Mind Over Matter
“Sometimes you’ve got to go through hell to get to heaven.” ― Dean Karnazes
Despite my body letting me down my mind hasn’t, although it’s a constant fight. I can’t let this injury get me down, sure it’s going to test me but I believe this is also a phase of training, everything happens for a reason, right? The reality of it is, this injury could be worse but the hardest thing about this is you just don’t know how long it’s going to be around for – there are no set timelines for this.
When you can’t run (as much as you normally do)
I’m not the greatest of individuals when it comes to having to change the program up; the problem is, I can’t sit still. But what injuries allow me to do and do it well is cross train. In the past when I have had injuries; ITB, SIJ to name a few I have explored classes such as:
And lately what I have found very effective; deep water running. This class allows me to enhance training using the water’s resistance to build strength and speed all the while improving circulation to the injured body part. Deep water running not only works your legs but your core & arms, it’s a full body work out and after an hour class, I can feel every bit of it.

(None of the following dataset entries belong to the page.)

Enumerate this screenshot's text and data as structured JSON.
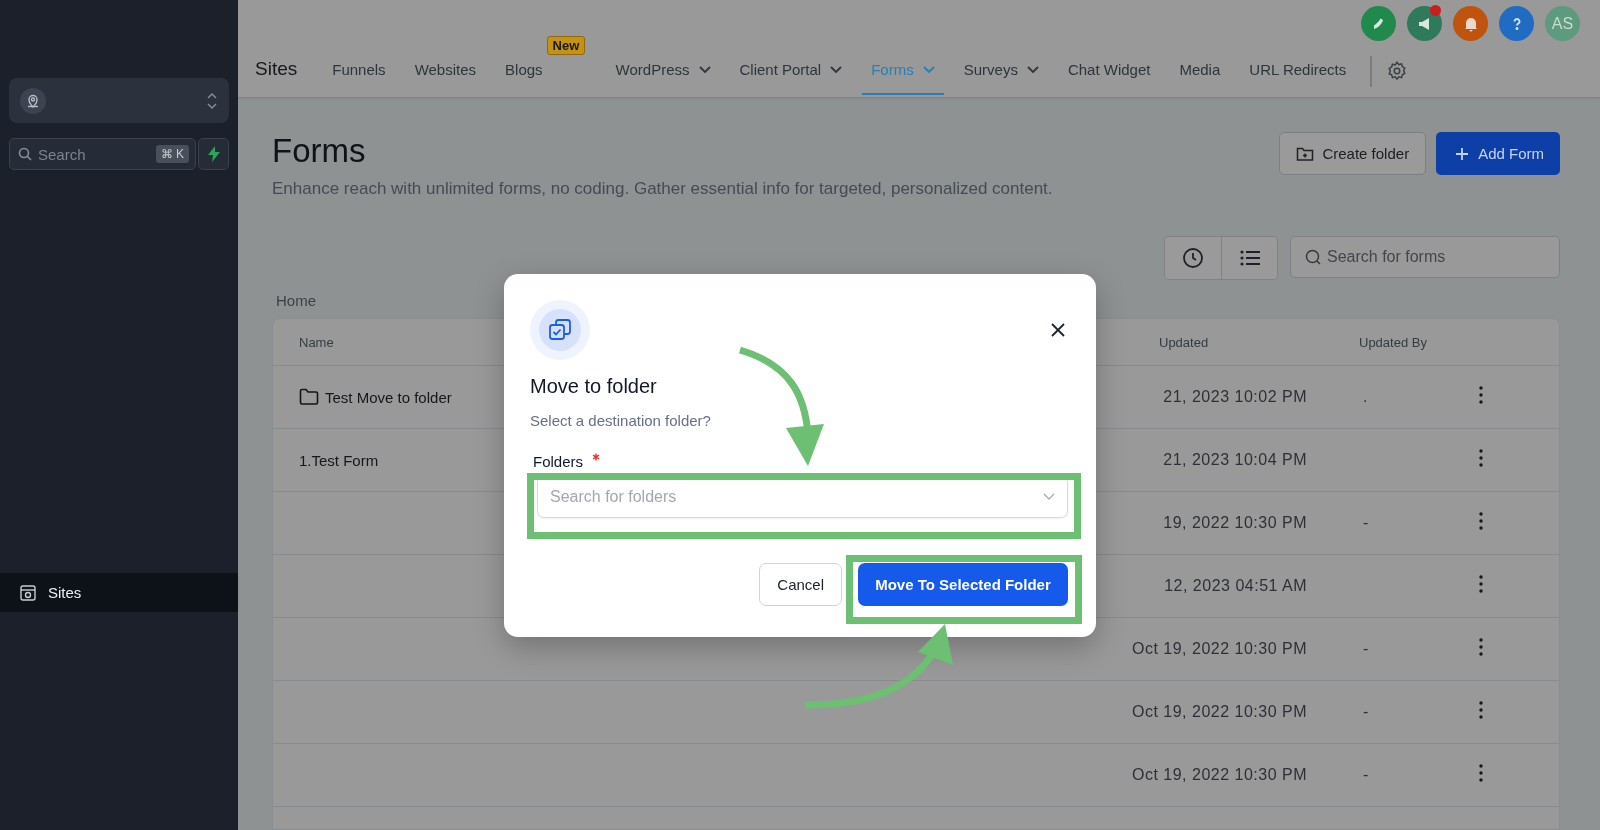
{
  "sidebar": {
    "search": {
      "placeholder": "Search",
      "shortcut": "⌘ K"
    },
    "items": [
      {
        "label": "Sites",
        "selected": true
      }
    ]
  },
  "header": {
    "title": "Sites",
    "tabs": [
      {
        "label": "Funnels",
        "selected": false,
        "dropdown": false
      },
      {
        "label": "Websites",
        "selected": false,
        "dropdown": false
      },
      {
        "label": "Blogs",
        "selected": false,
        "dropdown": false,
        "badge": "New"
      },
      {
        "label": "WordPress",
        "selected": false,
        "dropdown": true
      },
      {
        "label": "Client Portal",
        "selected": false,
        "dropdown": true
      },
      {
        "label": "Forms",
        "selected": true,
        "dropdown": true
      },
      {
        "label": "Surveys",
        "selected": false,
        "dropdown": true
      },
      {
        "label": "Chat Widget",
        "selected": false,
        "dropdown": false
      },
      {
        "label": "Media",
        "selected": false,
        "dropdown": false
      },
      {
        "label": "URL Redirects",
        "selected": false,
        "dropdown": false
      }
    ],
    "announcements_unread": true,
    "avatar": "AS"
  },
  "page": {
    "title": "Forms",
    "description": "Enhance reach with unlimited forms, no coding. Gather essential info for targeted, personalized content.",
    "create_folder": "Create folder",
    "add_form": "Add Form",
    "search": {
      "placeholder": "Search for forms"
    },
    "breadcrumb": "Home"
  },
  "table": {
    "columns": [
      "Name",
      "Updated",
      "Updated By"
    ],
    "rows": [
      {
        "kind": "folder",
        "name": "Test Move to folder",
        "updated": "21, 2023 10:02 PM",
        "updated_by": "."
      },
      {
        "kind": "form",
        "name": "1.Test Form",
        "updated": "21, 2023 10:04 PM"
      },
      {
        "kind": "form",
        "updated": "19, 2022 10:30 PM",
        "updated_by": "-"
      },
      {
        "kind": "form",
        "updated": "12, 2023 04:51 AM"
      },
      {
        "kind": "form",
        "updated": "Oct 19, 2022 10:30 PM",
        "updated_by": "-"
      },
      {
        "kind": "form",
        "updated": "Oct 19, 2022 10:30 PM",
        "updated_by": "-"
      },
      {
        "kind": "form",
        "updated": "Oct 19, 2022 10:30 PM",
        "updated_by": "-"
      }
    ]
  },
  "dialog": {
    "title": "Move to folder",
    "subtitle": "Select a destination folder?",
    "field_label": "Folders",
    "required": true,
    "placeholder": "Search for folders",
    "cancel": "Cancel",
    "confirm": "Move To Selected Folder"
  }
}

Its these classes that help settle the nerves and fear that stop me thinking that I am losing fitness and form. I keep reminding myself that I need to trust that I am doing everything to continue to challenge my form despite not moving in my normal running ways.

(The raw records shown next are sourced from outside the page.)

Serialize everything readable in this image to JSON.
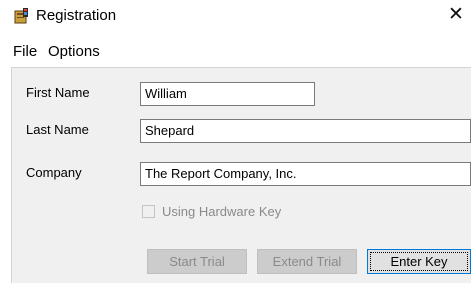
{
  "window": {
    "title": "Registration",
    "icon": "registration-app-icon",
    "close_glyph": "✕"
  },
  "menu": {
    "items": [
      {
        "label": "File"
      },
      {
        "label": "Options"
      }
    ]
  },
  "form": {
    "first_name": {
      "label": "First Name",
      "value": "William"
    },
    "last_name": {
      "label": "Last Name",
      "value": "Shepard"
    },
    "company": {
      "label": "Company",
      "value": "The Report Company, Inc."
    },
    "hardware_key": {
      "label": "Using Hardware Key",
      "checked": false,
      "enabled": false
    }
  },
  "buttons": {
    "start_trial": {
      "label": "Start Trial",
      "enabled": false
    },
    "extend_trial": {
      "label": "Extend Trial",
      "enabled": false
    },
    "enter_key": {
      "label": "Enter Key",
      "enabled": true,
      "focused": true
    }
  },
  "colors": {
    "dialog_background": "#f0f0f0",
    "focus_border": "#0078d7",
    "disabled_text": "#8a8a8a"
  }
}
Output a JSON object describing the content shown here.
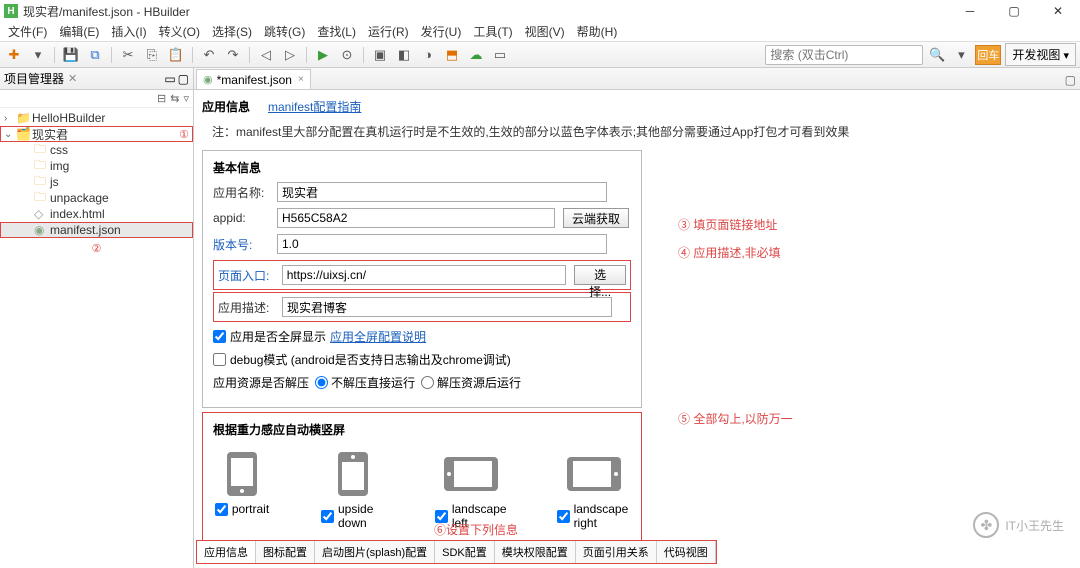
{
  "window": {
    "title": "现实君/manifest.json  -  HBuilder",
    "logo_letter": "H"
  },
  "menubar": [
    "文件(F)",
    "编辑(E)",
    "插入(I)",
    "转义(O)",
    "选择(S)",
    "跳转(G)",
    "查找(L)",
    "运行(R)",
    "发行(U)",
    "工具(T)",
    "视图(V)",
    "帮助(H)"
  ],
  "toolbar": {
    "search_placeholder": "搜索 (双击Ctrl)",
    "go_label": "回车",
    "perspective_label": "开发视图"
  },
  "sidebar": {
    "panel_title": "项目管理器",
    "items": [
      {
        "label": "HelloHBuilder",
        "icon": "folder",
        "indent": 0,
        "arrow": ">"
      },
      {
        "label": "现实君",
        "icon": "project",
        "indent": 0,
        "arrow": "v",
        "outlined": true,
        "annot": "①"
      },
      {
        "label": "css",
        "icon": "folder",
        "indent": 2,
        "arrow": ""
      },
      {
        "label": "img",
        "icon": "folder",
        "indent": 2,
        "arrow": ""
      },
      {
        "label": "js",
        "icon": "folder",
        "indent": 2,
        "arrow": ""
      },
      {
        "label": "unpackage",
        "icon": "folder",
        "indent": 2,
        "arrow": ""
      },
      {
        "label": "index.html",
        "icon": "html",
        "indent": 2,
        "arrow": ""
      },
      {
        "label": "manifest.json",
        "icon": "json",
        "indent": 2,
        "arrow": "",
        "selected": true,
        "outlined": true
      }
    ],
    "annot2": "②"
  },
  "editor": {
    "tab_label": "*manifest.json",
    "top_link1": "应用信息",
    "top_link2": "manifest配置指南",
    "note": "注：manifest里大部分配置在真机运行时是不生效的,生效的部分以蓝色字体表示;其他部分需要通过App打包才可看到效果",
    "basic_legend": "基本信息",
    "fields": {
      "app_name_label": "应用名称:",
      "app_name_value": "现实君",
      "appid_label": "appid:",
      "appid_value": "H565C58A2",
      "cloud_btn": "云端获取",
      "version_label": "版本号:",
      "version_value": "1.0",
      "entry_label": "页面入口:",
      "entry_value": "https://uixsj.cn/",
      "choose_btn": "选择...",
      "desc_label": "应用描述:",
      "desc_value": "现实君博客"
    },
    "checks": {
      "fullscreen_label": "应用是否全屏显示",
      "fullscreen_link": "应用全屏配置说明",
      "debug_label": "debug模式 (android是否支持日志输出及chrome调试)",
      "resource_label": "应用资源是否解压",
      "radio1": "不解压直接运行",
      "radio2": "解压资源后运行"
    },
    "orient": {
      "legend": "根据重力感应自动横竖屏",
      "items": [
        "portrait",
        "upside down",
        "landscape left",
        "landscape right"
      ]
    },
    "bottom_tabs": [
      "应用信息",
      "图标配置",
      "启动图片(splash)配置",
      "SDK配置",
      "模块权限配置",
      "页面引用关系",
      "代码视图"
    ]
  },
  "annotations": {
    "a3": "③ 填页面链接地址",
    "a4": "④ 应用描述,非必填",
    "a5": "⑤ 全部勾上,以防万一",
    "a6": "⑥设置下列信息"
  },
  "watermark": {
    "text": "IT小王先生"
  }
}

Next on the list to explore and try is the Alter G Anti-Gravity treadmill which helps lift force by reducing impact, pain and effort. This machine also helps the mind providing an environment that is controlled and safe supporting motor learning, something that is required when coming out of an injury phase.
This is what deep-water running is doing also; I need to help change the neurological path ways because now they are comfortable with the injury, they brace themselves for the pain every time I get out of bed, I get up off a chair or even when I start to jog/run. I am beginning to ask myself ‘is the pain really there or have I just become so comfortable with it that I expect it be there all the time?”

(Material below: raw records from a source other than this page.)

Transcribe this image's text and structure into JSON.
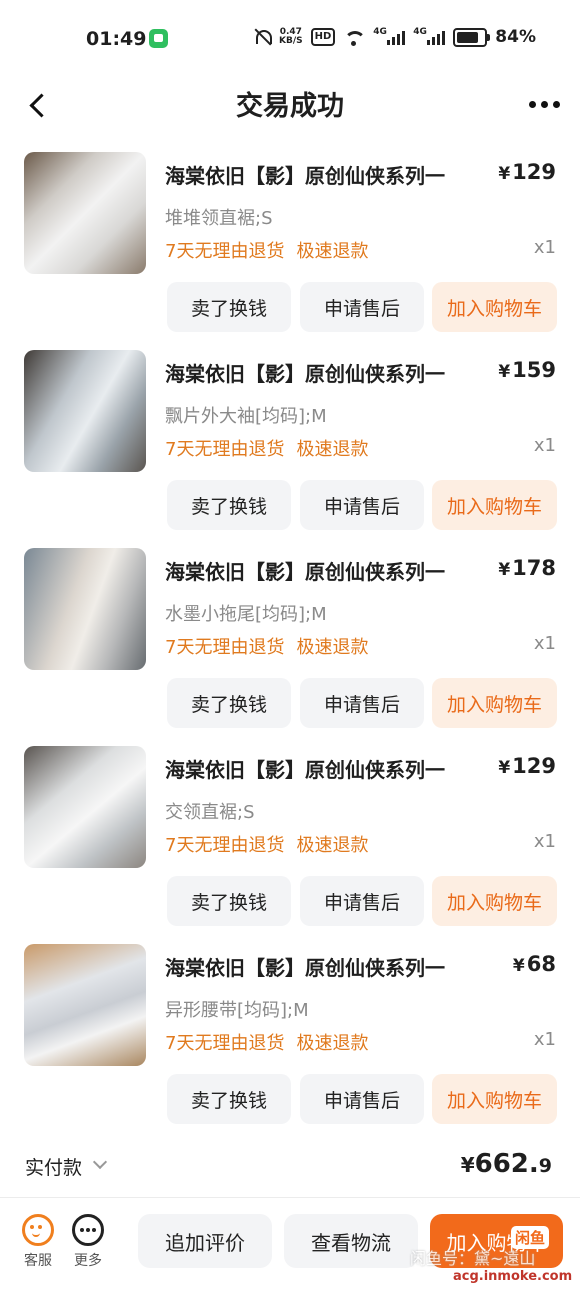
{
  "status_bar": {
    "time": "01:49",
    "net_speed_value": "0.47",
    "net_speed_unit": "KB/S",
    "hd_label": "HD",
    "sim1": "4G",
    "sim2": "4G",
    "battery": "84%"
  },
  "header": {
    "title": "交易成功"
  },
  "orders": [
    {
      "name": "海棠依旧【影】原创仙侠系列一",
      "price_symbol": "¥",
      "price": "129",
      "spec": "堆堆领直裾;S",
      "tag1": "7天无理由退货",
      "tag2": "极速退款",
      "qty": "x1",
      "btn_sell": "卖了换钱",
      "btn_service": "申请售后",
      "btn_cart": "加入购物车"
    },
    {
      "name": "海棠依旧【影】原创仙侠系列一",
      "price_symbol": "¥",
      "price": "159",
      "spec": "飘片外大袖[均码];M",
      "tag1": "7天无理由退货",
      "tag2": "极速退款",
      "qty": "x1",
      "btn_sell": "卖了换钱",
      "btn_service": "申请售后",
      "btn_cart": "加入购物车"
    },
    {
      "name": "海棠依旧【影】原创仙侠系列一",
      "price_symbol": "¥",
      "price": "178",
      "spec": "水墨小拖尾[均码];M",
      "tag1": "7天无理由退货",
      "tag2": "极速退款",
      "qty": "x1",
      "btn_sell": "卖了换钱",
      "btn_service": "申请售后",
      "btn_cart": "加入购物车"
    },
    {
      "name": "海棠依旧【影】原创仙侠系列一",
      "price_symbol": "¥",
      "price": "129",
      "spec": "交领直裾;S",
      "tag1": "7天无理由退货",
      "tag2": "极速退款",
      "qty": "x1",
      "btn_sell": "卖了换钱",
      "btn_service": "申请售后",
      "btn_cart": "加入购物车"
    },
    {
      "name": "海棠依旧【影】原创仙侠系列一",
      "price_symbol": "¥",
      "price": "68",
      "spec": "异形腰带[均码];M",
      "tag1": "7天无理由退货",
      "tag2": "极速退款",
      "qty": "x1",
      "btn_sell": "卖了换钱",
      "btn_service": "申请售后",
      "btn_cart": "加入购物车"
    }
  ],
  "summary": {
    "label": "实付款",
    "symbol": "¥",
    "amount_int": "662.",
    "amount_dec": "9"
  },
  "bottom_bar": {
    "service_label": "客服",
    "more_label": "更多",
    "review_button": "追加评价",
    "logistics_button": "查看物流",
    "cart_button": "加入购物车"
  },
  "watermarks": {
    "app_logo": "闲鱼",
    "seller": "闲鱼号：黛~遠山",
    "site": "acg.inmoke.com"
  },
  "colors": {
    "accent": "#f26a1b",
    "tag_text": "#e07a1f",
    "muted_text": "#8a8a8a"
  }
}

I don’t want to be comfortable with pain, I don’t want to accept it – this is not my new normal. I want my old normal back. I need to work through the steps to reduce pain but I also need to re train the brain to not think the pain is always present in that Achilles area; this is harder than all the rehab exercises combined.
Time to quieten down the mind
Listening to other people’s experiences and those of the professionals have helped me not to feel so isolated. I have found a few podcasts that are a recommended worthy listen:
#39 Learning to Understand Pain with Isa Dreyer
#378 Eduardo Garcia
Human Potential Ultra Stories
#53 Nancy Muir and Running with hip dysplasia
Fastest Known Time (FKT)
#1 Tony Krupicka
Injuries play on your mind like a long weekend at Coachella; the noise never stops. The constant checking in, evaluating and accessing affect your subconscious mind with its inner verbal repetition however it’s what you do the quieten the mind that matters.
You can’t sit still when you have an injury (unless you can’t stand on your two legs), you need to keep moving forward finding the right load and you have to do what is recommended to you by those who have your back. There is no magic pill or remedy other than patience, time, exercises and trust. It’s a long road but a road that worth travelling because sometimes there is nothing like an injury to help stoke the fire in your belly!